To do -
Make a verbatim copy of the entries below; pictures stay out.

—————

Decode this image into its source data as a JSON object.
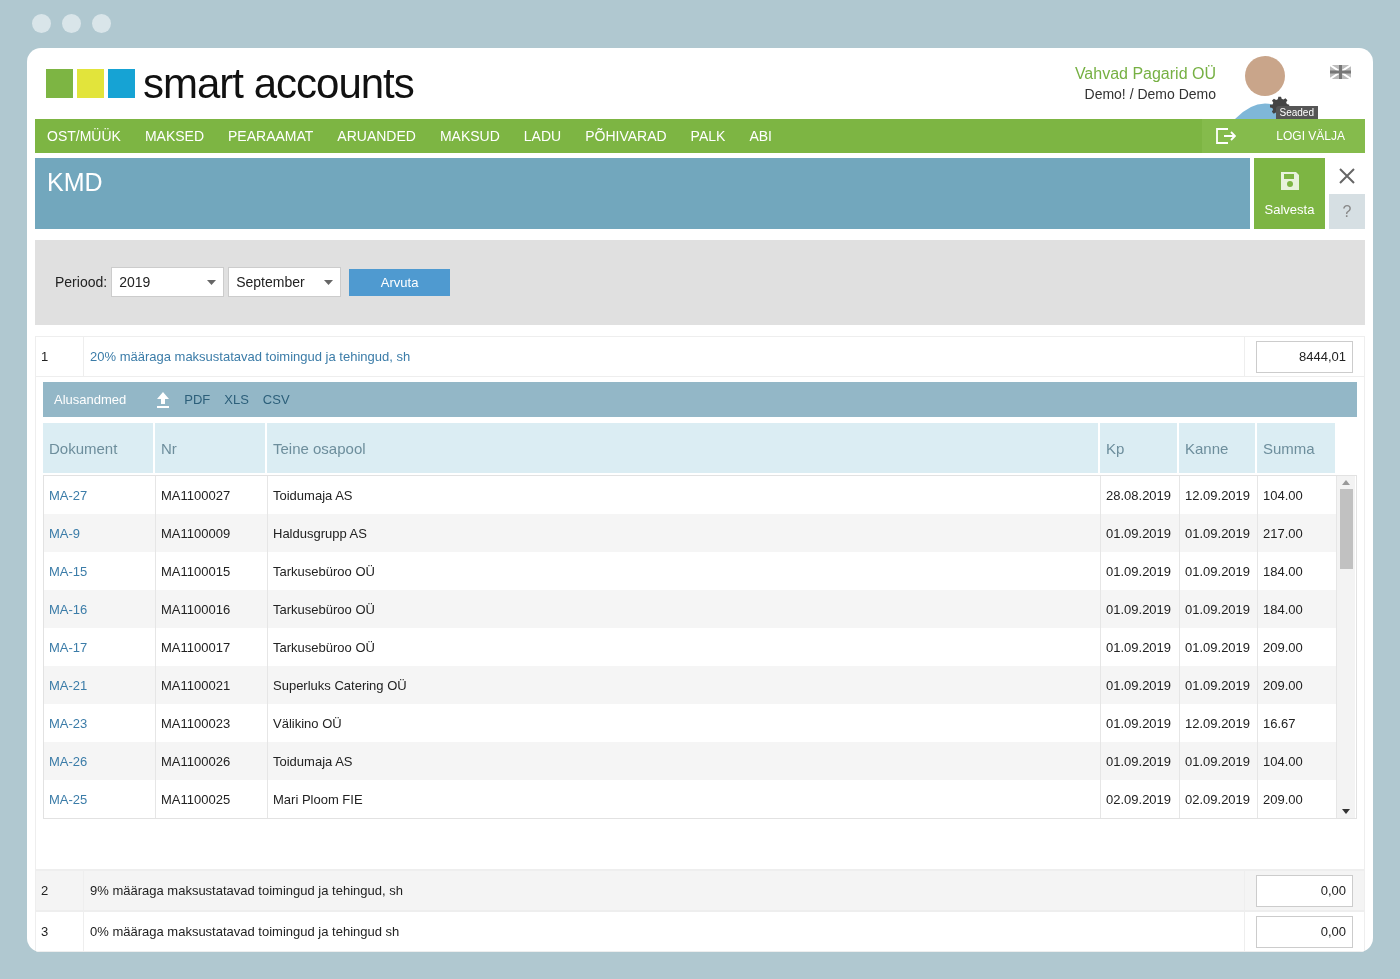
{
  "logo": {
    "text": "smart accounts"
  },
  "company": {
    "name": "Vahvad Pagarid OÜ",
    "user": "Demo! / Demo Demo",
    "settings_label": "Seaded"
  },
  "nav": {
    "items": [
      "OST/MÜÜK",
      "MAKSED",
      "PEARAAMAT",
      "ARUANDED",
      "MAKSUD",
      "LADU",
      "PÕHIVARAD",
      "PALK",
      "ABI"
    ],
    "logout": "LOGI VÄLJA"
  },
  "page": {
    "title": "KMD",
    "save": "Salvesta",
    "help": "?"
  },
  "filter": {
    "label": "Periood:",
    "year": "2019",
    "month": "September",
    "button": "Arvuta"
  },
  "lines": [
    {
      "no": "1",
      "label": "20% määraga maksustatavad toimingud ja tehingud, sh",
      "value": "8444,01",
      "expanded": true
    },
    {
      "no": "2",
      "label": "9% määraga maksustatavad toimingud ja tehingud, sh",
      "value": "0,00",
      "expanded": false
    },
    {
      "no": "3",
      "label": "0% määraga maksustatavad toimingud ja tehingud sh",
      "value": "0,00",
      "expanded": false
    }
  ],
  "details": {
    "title": "Alusandmed",
    "exports": [
      "PDF",
      "XLS",
      "CSV"
    ],
    "columns": [
      "Dokument",
      "Nr",
      "Teine osapool",
      "Kp",
      "Kanne",
      "Summa"
    ],
    "rows": [
      [
        "MA-27",
        "MA1100027",
        "Toidumaja AS",
        "28.08.2019",
        "12.09.2019",
        "104.00"
      ],
      [
        "MA-9",
        "MA1100009",
        "Haldusgrupp AS",
        "01.09.2019",
        "01.09.2019",
        "217.00"
      ],
      [
        "MA-15",
        "MA1100015",
        "Tarkusebüroo OÜ",
        "01.09.2019",
        "01.09.2019",
        "184.00"
      ],
      [
        "MA-16",
        "MA1100016",
        "Tarkusebüroo OÜ",
        "01.09.2019",
        "01.09.2019",
        "184.00"
      ],
      [
        "MA-17",
        "MA1100017",
        "Tarkusebüroo OÜ",
        "01.09.2019",
        "01.09.2019",
        "209.00"
      ],
      [
        "MA-21",
        "MA1100021",
        "Superluks Catering OÜ",
        "01.09.2019",
        "01.09.2019",
        "209.00"
      ],
      [
        "MA-23",
        "MA1100023",
        "Välikino OÜ",
        "01.09.2019",
        "12.09.2019",
        "16.67"
      ],
      [
        "MA-26",
        "MA1100026",
        "Toidumaja AS",
        "01.09.2019",
        "01.09.2019",
        "104.00"
      ],
      [
        "MA-25",
        "MA1100025",
        "Mari Ploom FIE",
        "02.09.2019",
        "02.09.2019",
        "209.00"
      ]
    ]
  }
}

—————

Written answer -
Decode this image into its source data as a JSON object.
{
  "logo": {
    "text": "smart accounts"
  },
  "company": {
    "name": "Vahvad Pagarid OÜ",
    "user": "Demo! / Demo Demo",
    "settings_label": "Seaded"
  },
  "nav": {
    "items": [
      "OST/MÜÜK",
      "MAKSED",
      "PEARAAMAT",
      "ARUANDED",
      "MAKSUD",
      "LADU",
      "PÕHIVARAD",
      "PALK",
      "ABI"
    ],
    "logout": "LOGI VÄLJA"
  },
  "page": {
    "title": "KMD",
    "save": "Salvesta",
    "help": "?"
  },
  "filter": {
    "label": "Periood:",
    "year": "2019",
    "month": "September",
    "button": "Arvuta"
  },
  "lines": [
    {
      "no": "1",
      "label": "20% määraga maksustatavad toimingud ja tehingud, sh",
      "value": "8444,01",
      "expanded": true
    },
    {
      "no": "2",
      "label": "9% määraga maksustatavad toimingud ja tehingud, sh",
      "value": "0,00",
      "expanded": false
    },
    {
      "no": "3",
      "label": "0% määraga maksustatavad toimingud ja tehingud sh",
      "value": "0,00",
      "expanded": false
    }
  ],
  "details": {
    "title": "Alusandmed",
    "exports": [
      "PDF",
      "XLS",
      "CSV"
    ],
    "columns": [
      "Dokument",
      "Nr",
      "Teine osapool",
      "Kp",
      "Kanne",
      "Summa"
    ],
    "rows": [
      [
        "MA-27",
        "MA1100027",
        "Toidumaja AS",
        "28.08.2019",
        "12.09.2019",
        "104.00"
      ],
      [
        "MA-9",
        "MA1100009",
        "Haldusgrupp AS",
        "01.09.2019",
        "01.09.2019",
        "217.00"
      ],
      [
        "MA-15",
        "MA1100015",
        "Tarkusebüroo OÜ",
        "01.09.2019",
        "01.09.2019",
        "184.00"
      ],
      [
        "MA-16",
        "MA1100016",
        "Tarkusebüroo OÜ",
        "01.09.2019",
        "01.09.2019",
        "184.00"
      ],
      [
        "MA-17",
        "MA1100017",
        "Tarkusebüroo OÜ",
        "01.09.2019",
        "01.09.2019",
        "209.00"
      ],
      [
        "MA-21",
        "MA1100021",
        "Superluks Catering OÜ",
        "01.09.2019",
        "01.09.2019",
        "209.00"
      ],
      [
        "MA-23",
        "MA1100023",
        "Välikino OÜ",
        "01.09.2019",
        "12.09.2019",
        "16.67"
      ],
      [
        "MA-26",
        "MA1100026",
        "Toidumaja AS",
        "01.09.2019",
        "01.09.2019",
        "104.00"
      ],
      [
        "MA-25",
        "MA1100025",
        "Mari Ploom FIE",
        "02.09.2019",
        "02.09.2019",
        "209.00"
      ]
    ]
  }
}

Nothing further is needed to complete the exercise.